# Checking whether some sets are clubs in $\aleph_2$ and $\aleph_1$

I'm getting acquainted with the stationary sets and clubs. I don't yet quite get everything well, so I'd appreciate some help with this question:

which of the following sets are clubs, contain a club, are stationary?

1. $\{ \alpha \in \omega_2 : \alpha \in \text{Lim} \text{ and } \text{cf}(\alpha) = \omega \}$

2. $\{\alpha \in \omega_2: \exists~ \beta \text{ s.t. }\alpha = \omega + \beta \}$

3. $\{ \alpha \in \omega_1 : \text{ot}(\alpha \cap \text{Lim}) = \alpha \}$

Where $\text{cf, ot, Lim}$ denote, respectively, cofinality, order type and the class of limit ordinals.

Here are some of my thoughts:

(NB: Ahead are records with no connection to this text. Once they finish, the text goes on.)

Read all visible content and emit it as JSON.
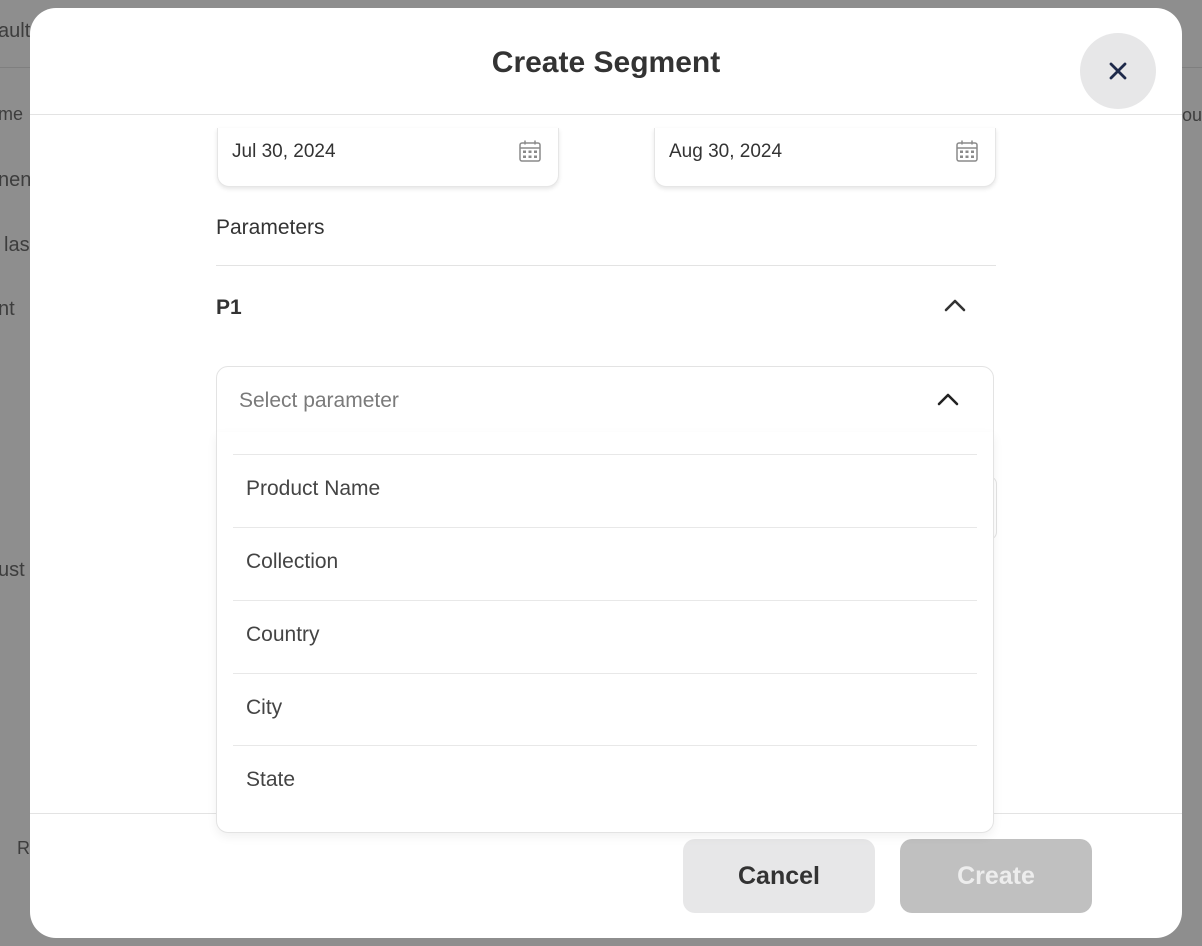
{
  "background": {
    "fragments": [
      "ault",
      "me",
      "nen",
      "las",
      "nt",
      "ust",
      "Re",
      "ou"
    ]
  },
  "modal": {
    "title": "Create Segment",
    "close_icon": "close-icon"
  },
  "date_range": {
    "start": "Jul 30, 2024",
    "end": "Aug 30, 2024",
    "icon": "calendar-icon"
  },
  "parameters": {
    "label": "Parameters",
    "group_label": "P1",
    "select": {
      "placeholder": "Select parameter",
      "options": [
        "Product Name",
        "Collection",
        "Country",
        "City",
        "State"
      ]
    }
  },
  "footer": {
    "cancel_label": "Cancel",
    "create_label": "Create"
  },
  "colors": {
    "overlay": "#8e8e8e",
    "modal_bg": "#ffffff",
    "cancel_bg": "#e7e7e8",
    "create_disabled_bg": "#c0c0c0"
  }
}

1. I believe that $\sup\limits_{\omega \leq \alpha < \omega_1} \alpha = \omega_1$ and $\text{cf}(\alpha) = \omega$, which would mean that this set is not closed. I'm not sure, however, how to decide if it contains a club. I know that it's stationary, since for any club $C$ we can take a strictly increasing countable sequence $\{c_n\} \subset C$ and its limit belongs to the set.

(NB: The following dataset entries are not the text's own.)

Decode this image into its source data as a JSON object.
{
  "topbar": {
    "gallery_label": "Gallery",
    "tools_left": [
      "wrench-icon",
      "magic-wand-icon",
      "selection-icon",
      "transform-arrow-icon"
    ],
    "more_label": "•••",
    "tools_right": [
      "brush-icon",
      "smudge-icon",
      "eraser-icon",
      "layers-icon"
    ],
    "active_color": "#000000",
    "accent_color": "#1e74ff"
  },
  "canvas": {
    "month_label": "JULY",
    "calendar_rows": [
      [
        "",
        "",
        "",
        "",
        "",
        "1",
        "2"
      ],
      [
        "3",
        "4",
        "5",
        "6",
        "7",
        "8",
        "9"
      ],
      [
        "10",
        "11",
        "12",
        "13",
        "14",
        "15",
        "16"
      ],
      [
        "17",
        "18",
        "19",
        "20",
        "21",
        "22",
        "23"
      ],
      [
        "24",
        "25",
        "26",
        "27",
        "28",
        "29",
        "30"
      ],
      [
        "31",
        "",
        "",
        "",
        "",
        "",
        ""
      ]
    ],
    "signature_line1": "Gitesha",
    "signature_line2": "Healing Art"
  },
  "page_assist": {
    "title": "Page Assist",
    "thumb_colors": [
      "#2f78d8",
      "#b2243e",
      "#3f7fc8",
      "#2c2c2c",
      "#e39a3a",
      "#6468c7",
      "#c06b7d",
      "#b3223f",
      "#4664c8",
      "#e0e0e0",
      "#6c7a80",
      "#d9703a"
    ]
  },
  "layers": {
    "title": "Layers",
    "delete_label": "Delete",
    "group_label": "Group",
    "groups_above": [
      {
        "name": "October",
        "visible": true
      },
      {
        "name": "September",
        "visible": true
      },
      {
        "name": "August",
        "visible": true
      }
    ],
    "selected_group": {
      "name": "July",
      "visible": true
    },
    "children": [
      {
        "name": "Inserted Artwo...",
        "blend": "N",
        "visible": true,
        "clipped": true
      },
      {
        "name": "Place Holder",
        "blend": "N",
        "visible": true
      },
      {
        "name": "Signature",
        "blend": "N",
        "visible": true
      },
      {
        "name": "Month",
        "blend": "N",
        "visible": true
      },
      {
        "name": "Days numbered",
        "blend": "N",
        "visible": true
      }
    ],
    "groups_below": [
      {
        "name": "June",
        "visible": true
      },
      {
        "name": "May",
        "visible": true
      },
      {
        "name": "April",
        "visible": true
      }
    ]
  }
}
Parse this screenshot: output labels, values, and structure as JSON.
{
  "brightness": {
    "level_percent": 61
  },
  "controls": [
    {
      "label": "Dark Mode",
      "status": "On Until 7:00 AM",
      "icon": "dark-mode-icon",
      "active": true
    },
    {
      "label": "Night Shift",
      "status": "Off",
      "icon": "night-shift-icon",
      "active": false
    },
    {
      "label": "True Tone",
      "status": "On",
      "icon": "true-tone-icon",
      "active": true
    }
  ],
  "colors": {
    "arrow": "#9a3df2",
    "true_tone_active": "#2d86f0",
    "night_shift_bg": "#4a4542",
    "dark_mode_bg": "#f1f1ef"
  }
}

Is this correct? As for 2 and 3 I am not really sure where to begin. I would appreciate some hints.

• Hint on #2: it has a much cleaner characterization than the written one...(Secondary hint: what is $\omega+\epsilon_0$?) May 17, 2016 at 16:56
• I'm not sure what $\epsilon_0$ is May 17, 2016 at 16:57
• In that case, $\omega + \omega^\omega$? May 17, 2016 at 16:58
• So by $\epsilon_0$ you mean the first ordinal such that $\omega + \epsilon_0 = \omega$? And for sufficiently large $\alpha$ it holds that $\omega + \alpha = \alpha$? May 17, 2016 at 17:12
• $\epsilon_0$ has a different definition than that; it was just a random 'large countable ordinal' pulled out of a hat. But your statement that $\omega+\alpha=\alpha$ for large ordinals is basically correct; more broadly, can you characterize all the ordinals that are of the form $\omega+\alpha$? Cantor normal form will be your friend here... May 17, 2016 at 17:18

Your argument about (1) is correct, and it is really the reason that it cannot contain a club. If $\kappa>\omega$ is regular, and $D\subseteq\kappa$ is a club, then it must have limit points of every cofinality below $\kappa$ (alternatively, simply note that $\{\alpha<\omega_2\mid\operatorname{cf}(\alpha)=\omega_1\}$ is stationary, and therefore the set in (1) cannot be a club.)
In the second case, try to find out which ordinals---in general---cannot be written as $\omega+\beta$ for some $\beta$. You'll find out that there are only countably many of them.
For the third one, it is not hard to prove that the set is closed; to see it is unbounded look at $\varepsilon_0$ and other $\varepsilon$-numbers, and try to understand whether or not they belong to this set.
• But 1. contains $\{\alpha \in \omega_1 \mid Lim(\alpha)\}$, which is club in $\omega_1$. May 17, 2016 at 20:52
• But it's not a club in $\omega_2$, because $\omega_1<\omega_2$ and therefore it is bounded there. May 17, 2016 at 21:00
• Sure, it isn't club in $\omega_2$, but I thought th equestion might be a bit of a "trick" question in that it doesn't specify "club in what?". May 17, 2016 at 21:20